Inflammation can be the good guy, the tough one that goes to work quickly when you get injured, sick, or stung by a bee. The immune system uses its super powers to protect your body, the swelling as result of an injury. When you get injured, the area swells up as a way to prevent from injuring it more. It also is painful and when we experience pain, we are careful and try to go easy on it, this allows it to heal! Inflammation definitely has its purpose, but what happens when it gets out of control? Chronic inflammation is the underlying cause of many diseases such as: cardiovascular disease, arthritis, dementia, and even cancer.
Heart disease is the leading cause of death in the United States. Approximately 610,000 people die from heart disease each year in the US. How do inflammation and heart disease relate? Think of that injury that swells as your immune system rushes to the rescue, the inflammation causes it to swell, part of the healing process. Eventually the swelling goes down and the injury heals. Smoking, high blood pressure, high LDL, are all forms of ‘injury’ to the heart. All those risk factors tend to be long lasting, resulting in chronic inflammation. Low-level inflammation (anywhere in the body) can cause damage to blood vessels and plaque builds up. If plaque that builds up is loosened, it can lead to heart attack or stroke. There are ongoing studies and research looking at exactly what role inflammation plays in cardiovascular disease.

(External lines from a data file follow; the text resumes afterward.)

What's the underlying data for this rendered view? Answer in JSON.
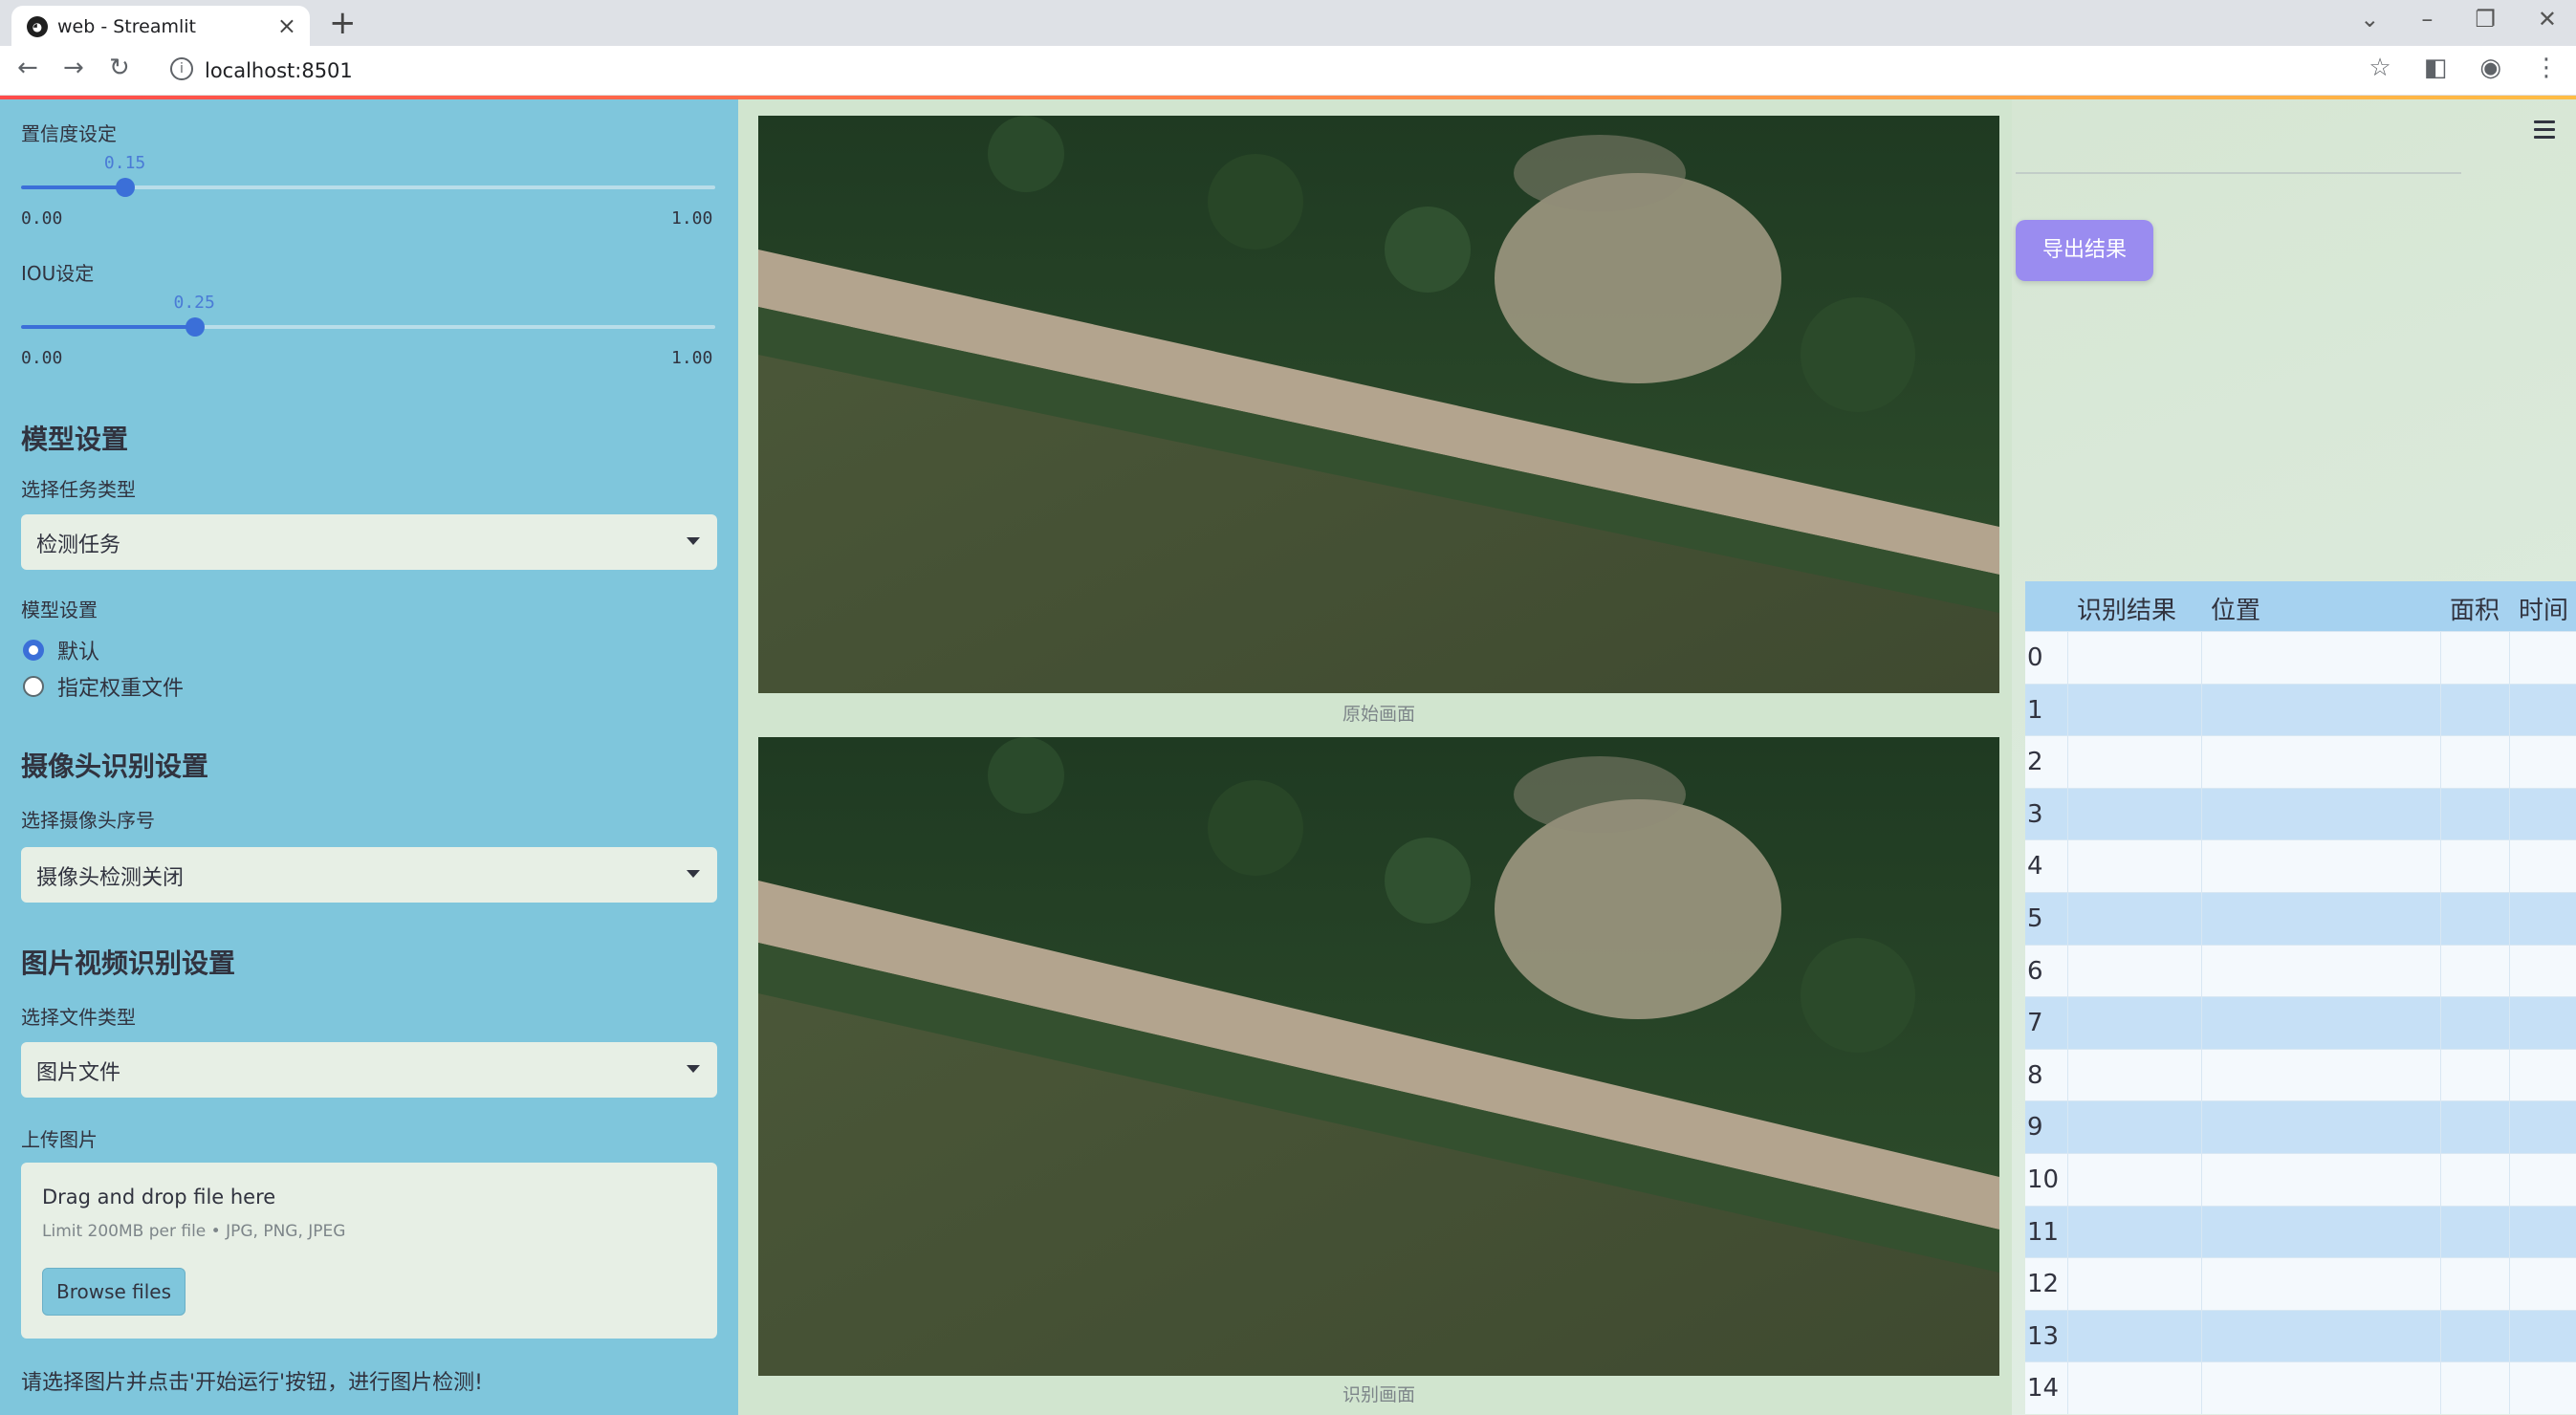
{
  "browser": {
    "tab_title": "web - Streamlit",
    "url": "localhost:8501"
  },
  "sidebar": {
    "confidence": {
      "label": "置信度设定",
      "value": "0.15",
      "min": "0.00",
      "max": "1.00",
      "fraction": 0.15
    },
    "iou": {
      "label": "IOU设定",
      "value": "0.25",
      "min": "0.00",
      "max": "1.00",
      "fraction": 0.25
    },
    "model_section": {
      "heading": "模型设置",
      "task_label": "选择任务类型",
      "task_value": "检测任务",
      "model_label": "模型设置",
      "options": [
        "默认",
        "指定权重文件"
      ],
      "selected": "默认"
    },
    "camera_section": {
      "heading": "摄像头识别设置",
      "camera_label": "选择摄像头序号",
      "camera_value": "摄像头检测关闭"
    },
    "media_section": {
      "heading": "图片视频识别设置",
      "filetype_label": "选择文件类型",
      "filetype_value": "图片文件",
      "upload_label": "上传图片",
      "drop_text": "Drag and drop file here",
      "limit_text": "Limit 200MB per file • JPG, PNG, JPEG",
      "browse_label": "Browse files"
    },
    "hint": "请选择图片并点击'开始运行'按钮，进行图片检测!"
  },
  "main": {
    "original_caption": "原始画面",
    "result_caption": "识别画面",
    "export_label": "导出结果"
  },
  "table": {
    "headers": [
      "识别结果",
      "位置",
      "面积",
      "时间"
    ],
    "row_indices": [
      "0",
      "1",
      "2",
      "3",
      "4",
      "5",
      "6",
      "7",
      "8",
      "9",
      "10",
      "11",
      "12",
      "13",
      "14"
    ]
  }
}
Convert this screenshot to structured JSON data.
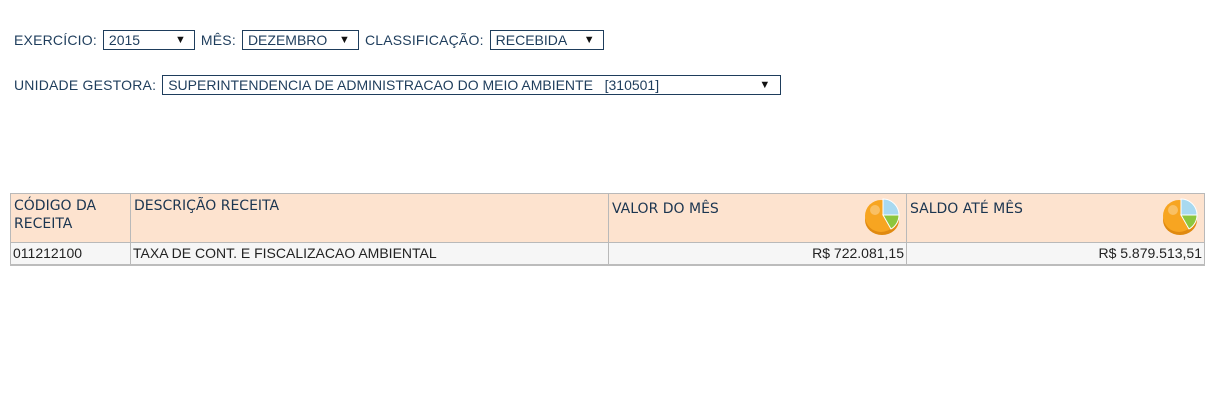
{
  "filters": {
    "exercicio_label": "EXERCÍCIO:",
    "exercicio_value": "2015",
    "mes_label": "MÊS:",
    "mes_value": "DEZEMBRO",
    "classificacao_label": "CLASSIFICAÇÃO:",
    "classificacao_value": "RECEBIDA",
    "unidade_label": "UNIDADE GESTORA:",
    "unidade_value": "SUPERINTENDENCIA DE ADMINISTRACAO DO MEIO AMBIENTE   [310501]"
  },
  "table": {
    "headers": [
      "CÓDIGO DA RECEITA",
      "DESCRIÇÃO RECEITA",
      "VALOR DO MÊS",
      "SALDO ATÉ MÊS"
    ],
    "rows": [
      {
        "codigo": "011212100",
        "descricao": "TAXA DE CONT. E FISCALIZACAO AMBIENTAL",
        "valor_mes": "R$ 722.081,15",
        "saldo": "R$ 5.879.513,51"
      }
    ]
  },
  "icons": {
    "chart": "pie-chart-icon"
  },
  "colors": {
    "header_bg": "#fde3cf",
    "text": "#1e3d5c"
  }
}
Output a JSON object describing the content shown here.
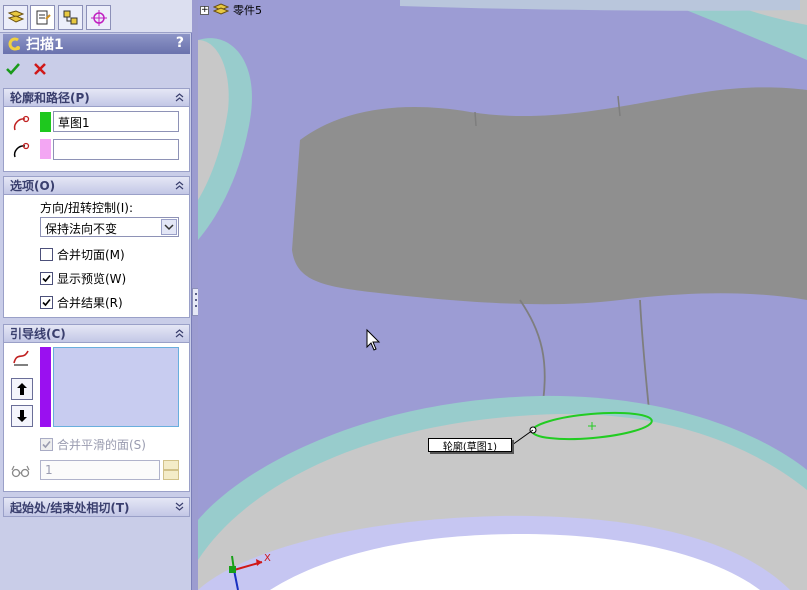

An exciting discovery has recently emerged regarding inflammation and heart disease. In a clinical trial, it was found that interleukin-1 beta (IL-1 for short) is an important molecule involved in inflammation. There is evidence that this pesky molecule might contribute to the development of heart disease. In Boston, Paul Ridker and colleagues had a group of high-risk patients that they treated with a drug that blocked the IL-1, just as they thought the group of patients suffered less heart disease! Furthermore, this group treated with the IL- 1 blocking drugs developed less cancers. Many patients in the group smoked and they believed some may even have small lung cancer due to their history. The IL-1 blockers seemed to stop the progression to detectable malignancy. This brings us to question, if we lower inflammation could that reduce our risk for heart disease and cancer? More research and clinical trials are needed, but it is noted that currently anti-inflammatory treatments don’t work in advanced cancers.
Though we don’t know exactly how inflammation directly leads to cardiovascular disease, we have information connecting chronic low-level inflammation to the buildup of cholesterol and plaque inside our blood vessels, leading to heart attack or stroke if the plaque is loosened. As with many chronic diseases, eating a well-balanced diet, exercising regularly, and quit smoking are some of the best preventative methods out there. Don’t let inflammation slowly burn in your body, fight back and do your part in battling the chronic inflammation!
Stay tuned for part two of Inflammation - The Silent Killer!